After passing the House, the Senate chose not to take it up this year, leaving it to die in committee. I spoke briefly with freshman bill sponsor Cindy Ryu of Shoreline about it.
“It was a great bill idea,” she said. “I had a lot of fun putting it together.” Once in the Senate, however, leaders chose to prioritize other transportation bills this year, such as the Vulnerable Users Bill and complete streets bills.
Currently, Washington road speed limits on most residential streets are set at 25 mph, and cities must conduct labor-intensive impact studies in order to change those limits. This law would simply allow cities to lower limits on non-arterial roads to 20 without needing a big study every time. A study would still be necessary for raising limits.
I understand why this bill would have been low-priority. Compared to the other good pedestrian and bike bills making their way through the legislature this year (let alone all the other issues at hand), the 20’s Plenty bill probably isn’t the most important. As they should, leaders are going after the bills with the most teeth and with the most to gain.
Changing speed limits is not an extremely effective way to slow down drivers. Traffic calming designs are consistently the best way to do this. That’s why it makes sense to prioritize the complete street bills. HB 1700 was placed on the Senate floor calendar a few days ago, and it’s ability to help municipalities create safe, efficient streets is far greater than simply lowering the speed limits.
But yet, there is something I like about the 20’s Plenty bill. Maybe it’s the fact that it’s so reasonable, modest and polite. It doesn’t make any mandates, and it doesn’t have a price tag. If cities don’t want to change their speeds, they don’t have to. It simply cuts out one piece of red tape in order to allow cities to say: There is no reason to drive faster than 20 miles per hour on a neighborhood street.
Passing a city-wide neighborhood street speed reduction could be a great opportunity for a city to discuss the importance of slower speeds on pedestrian safety. The odds of a pedestrian being killed by a motor vehicle moving 20 mph is about 5 percent. At 30 mph, the odds jump to 40 percent. at 40 mph, the odds are near 85 percent. Cities could also go neighborhood-by-neighborhood with the message, starting community discussions about safe driving on residential streets. Seattle has very few speed limit signs on neighborhood streets, so costs to change signs should not be very high.
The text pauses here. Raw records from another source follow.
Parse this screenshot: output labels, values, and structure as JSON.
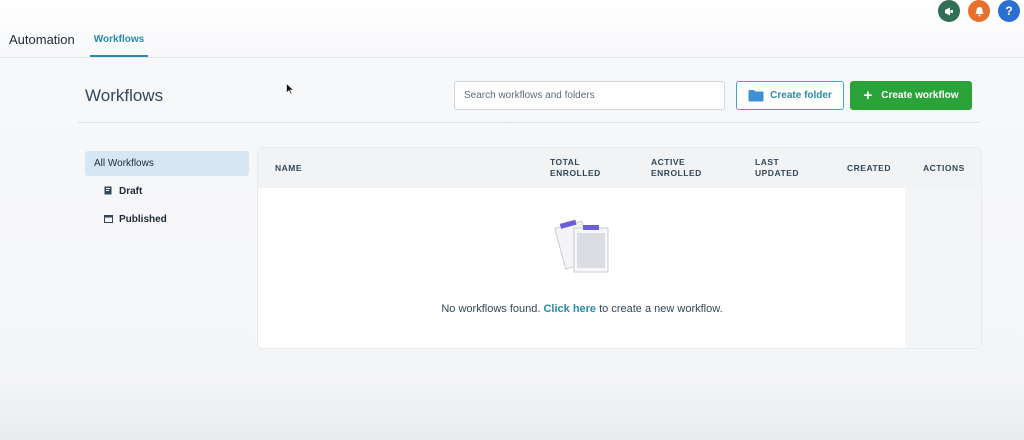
{
  "top_icons": [
    {
      "name": "megaphone-icon",
      "glyph": "◀",
      "color": "#2f6f55"
    },
    {
      "name": "bell-icon",
      "glyph": "▲",
      "color": "#e8702a"
    },
    {
      "name": "help-icon",
      "glyph": "?",
      "color": "#2d6fd1"
    }
  ],
  "header": {
    "app_title": "Automation",
    "tabs": [
      {
        "label": "Workflows"
      }
    ]
  },
  "page": {
    "title": "Workflows",
    "search_placeholder": "Search workflows and folders",
    "create_folder_label": "Create folder",
    "create_workflow_label": "Create workflow"
  },
  "sidebar": {
    "items": [
      {
        "label": "All Workflows",
        "icon": ""
      },
      {
        "label": "Draft",
        "icon": "draft-icon"
      },
      {
        "label": "Published",
        "icon": "published-icon"
      }
    ]
  },
  "table": {
    "columns": [
      {
        "line1": "NAME",
        "line2": ""
      },
      {
        "line1": "TOTAL",
        "line2": "ENROLLED"
      },
      {
        "line1": "ACTIVE",
        "line2": "ENROLLED"
      },
      {
        "line1": "LAST",
        "line2": "UPDATED"
      },
      {
        "line1": "CREATED",
        "line2": ""
      },
      {
        "line1": "ACTIONS",
        "line2": ""
      }
    ],
    "empty": {
      "prefix": "No workflows found.",
      "link": "Click here",
      "suffix": "to create a new workflow."
    }
  },
  "colors": {
    "accent": "#2b8aa8",
    "primary_button": "#2aa33b",
    "active_sidebar": "#d6e7f3"
  }
}
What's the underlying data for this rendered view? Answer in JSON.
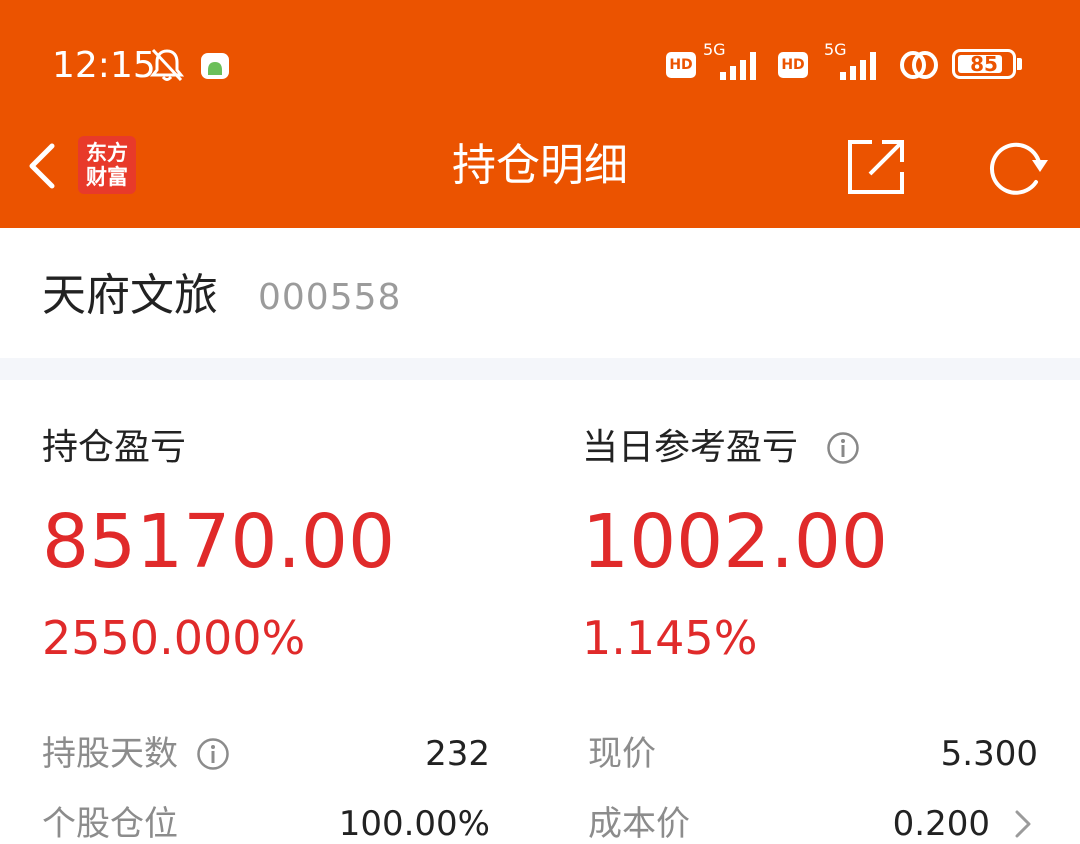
{
  "status_bar": {
    "time": "12:15",
    "hd1": "HD",
    "net1": "5G",
    "hd2": "HD",
    "net2": "5G",
    "battery": "85",
    "battery_level": 0.85
  },
  "nav": {
    "logo_line1": "东方",
    "logo_line2": "财富",
    "title": "持仓明细"
  },
  "stock": {
    "name": "天府文旅",
    "code": "000558"
  },
  "profit": {
    "holding_label": "持仓盈亏",
    "holding_value": "85170.00",
    "holding_pct": "2550.000%",
    "daily_label": "当日参考盈亏",
    "daily_value": "1002.00",
    "daily_pct": "1.145%"
  },
  "details": {
    "days_label": "持股天数",
    "days_value": "232",
    "position_label": "个股仓位",
    "position_value": "100.00%",
    "price_label": "现价",
    "price_value": "5.300",
    "cost_label": "成本价",
    "cost_value": "0.200"
  },
  "colors": {
    "brand": "#EB5300",
    "profit_red": "#E02A2A",
    "logo_red": "#E83A2A"
  }
}
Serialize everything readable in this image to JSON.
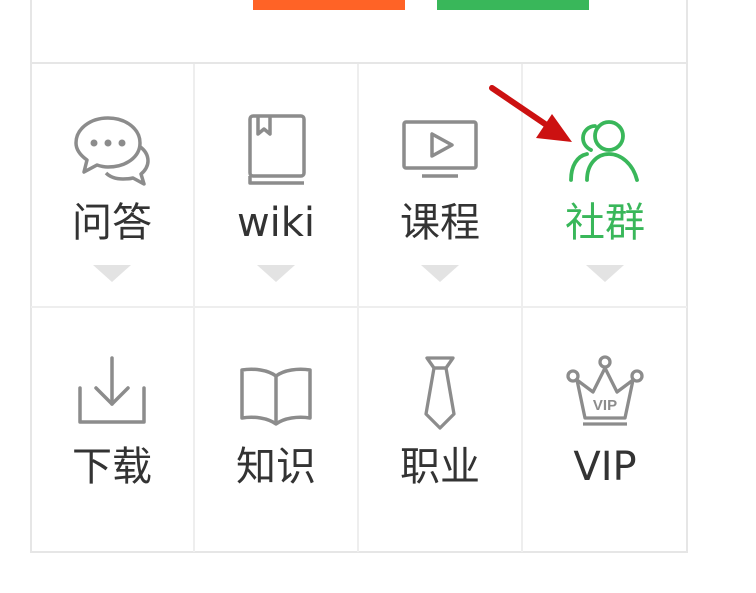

Ryu said she would likely run the bill again next year. These times are just too harsh for a meek little bill like this one, it seems. Maybe next year will be different and it will get its turn to say, “Excuse me, Governor, but I’d like to be signed now if you have a minute, please.”